- What you will do -
Look through the records below, and whenever a line contains "vehicle", copy it.

- Recorded data -
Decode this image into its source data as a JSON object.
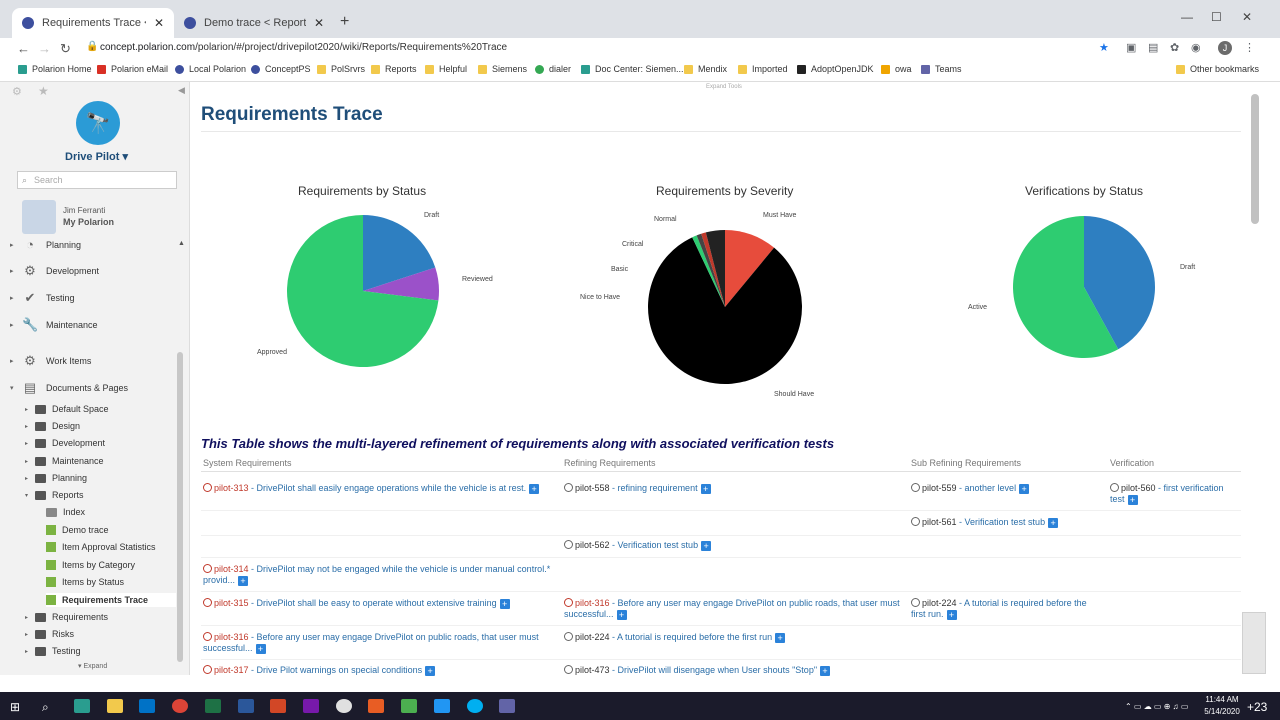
{
  "browser": {
    "tabs": [
      {
        "title": "Requirements Trace < Reports < ",
        "active": true
      },
      {
        "title": "Demo trace < Reports < Docum",
        "active": false
      }
    ],
    "url_host": "concept.polarion.com",
    "url_path": "/polarion/#/project/drivepilot2020/wiki/Reports/Requirements%20Trace",
    "bookmarks": [
      "Polarion Home",
      "Polarion eMail",
      "Local Polarion",
      "ConceptPS",
      "PolSrvrs",
      "Reports",
      "Helpful",
      "Siemens",
      "dialer",
      "Doc Center: Siemen...",
      "Mendix",
      "Imported",
      "AdoptOpenJDK",
      "owa",
      "Teams"
    ],
    "other_bookmarks": "Other bookmarks"
  },
  "sidebar": {
    "project": "Drive Pilot",
    "search_placeholder": "Search",
    "user_name": "Jim Ferranti",
    "user_link": "My Polarion",
    "nav": [
      "Planning",
      "Development",
      "Testing",
      "Maintenance",
      "Work Items",
      "Documents & Pages"
    ],
    "tree": [
      "Default Space",
      "Design",
      "Development",
      "Maintenance",
      "Planning",
      "Reports",
      "Index",
      "Demo trace",
      "Item Approval Statistics",
      "Items by Category",
      "Items by Status",
      "Requirements Trace",
      "Requirements",
      "Risks",
      "Testing"
    ],
    "expand": "Expand"
  },
  "main": {
    "expand_tools": "Expand Tools",
    "title": "Requirements Trace",
    "charts": [
      {
        "title": "Requirements by Status",
        "labels": [
          "Draft",
          "Reviewed",
          "Approved"
        ]
      },
      {
        "title": "Requirements by Severity",
        "labels": [
          "Must Have",
          "Normal",
          "Critical",
          "Basic",
          "Nice to Have",
          "Should Have"
        ]
      },
      {
        "title": "Verifications by Status",
        "labels": [
          "Draft",
          "Active"
        ]
      }
    ],
    "table_heading": "This Table shows the multi-layered refinement of requirements along with associated verification tests",
    "columns": [
      "System Requirements",
      "Refining Requirements",
      "Sub Refining Requirements",
      "Verification"
    ]
  },
  "chart_data": [
    {
      "type": "pie",
      "title": "Requirements by Status",
      "categories": [
        "Draft",
        "Reviewed",
        "Approved"
      ],
      "values": [
        20,
        7,
        73
      ],
      "colors": [
        "#2e7fc1",
        "#9b51c9",
        "#2ecc71"
      ]
    },
    {
      "type": "pie",
      "title": "Requirements by Severity",
      "categories": [
        "Must Have",
        "Should Have",
        "Nice to Have",
        "Basic",
        "Critical",
        "Normal"
      ],
      "values": [
        11,
        82,
        1,
        1,
        1,
        4
      ],
      "colors": [
        "#e74c3c",
        "#000000",
        "#2ecc71",
        "#444444",
        "#c0392b",
        "#222222"
      ]
    },
    {
      "type": "pie",
      "title": "Verifications by Status",
      "categories": [
        "Draft",
        "Active"
      ],
      "values": [
        42,
        58
      ],
      "colors": [
        "#2e7fc1",
        "#2ecc71"
      ]
    }
  ],
  "rows": {
    "r1c1_id": "pilot-313",
    "r1c1_text": " - DrivePilot shall easily engage operations while the vehicle is at rest.",
    "r1c2_id": "pilot-558",
    "r1c2_text": " - refining requirement",
    "r1c3_id": "pilot-559",
    "r1c3_text": " - another level",
    "r1c4_id": "pilot-560",
    "r1c4_text": " - first verification test",
    "r2c3_id": "pilot-561",
    "r2c3_text": " - Verification test stub",
    "r3c2_id": "pilot-562",
    "r3c2_text": " - Verification test stub",
    "r4c1_id": "pilot-314",
    "r4c1_text": " - DrivePilot may not be engaged while the vehicle is under manual control.* provid...",
    "r5c1_id": "pilot-315",
    "r5c1_text": " - DrivePilot shall be easy to operate without extensive training",
    "r5c2_id": "pilot-316",
    "r5c2_text": " - Before any user may engage DrivePilot on public roads, that user must successful...",
    "r5c3_id": "pilot-224",
    "r5c3_text": " - A tutorial is required before the first run.",
    "r6c1_id": "pilot-316",
    "r6c1_text": " - Before any user may engage DrivePilot on public roads, that user must successful...",
    "r6c2_id": "pilot-224",
    "r6c2_text": " - A tutorial is required before the first run",
    "r7c1_id": "pilot-317",
    "r7c1_text": " - Drive Pilot warnings on special conditions",
    "r7c2_id": "pilot-473",
    "r7c2_text": " - DrivePilot will disengage when User shouts \"Stop\""
  },
  "taskbar": {
    "time": "11:44 AM",
    "date": "5/14/2020",
    "badge": "+23"
  }
}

- Response to the exercise -
    "r1c1_text": " - DrivePilot shall easily engage operations while the vehicle is at rest.",
    "r4c1_text": " - DrivePilot may not be engaged while the vehicle is under manual control.* provid...",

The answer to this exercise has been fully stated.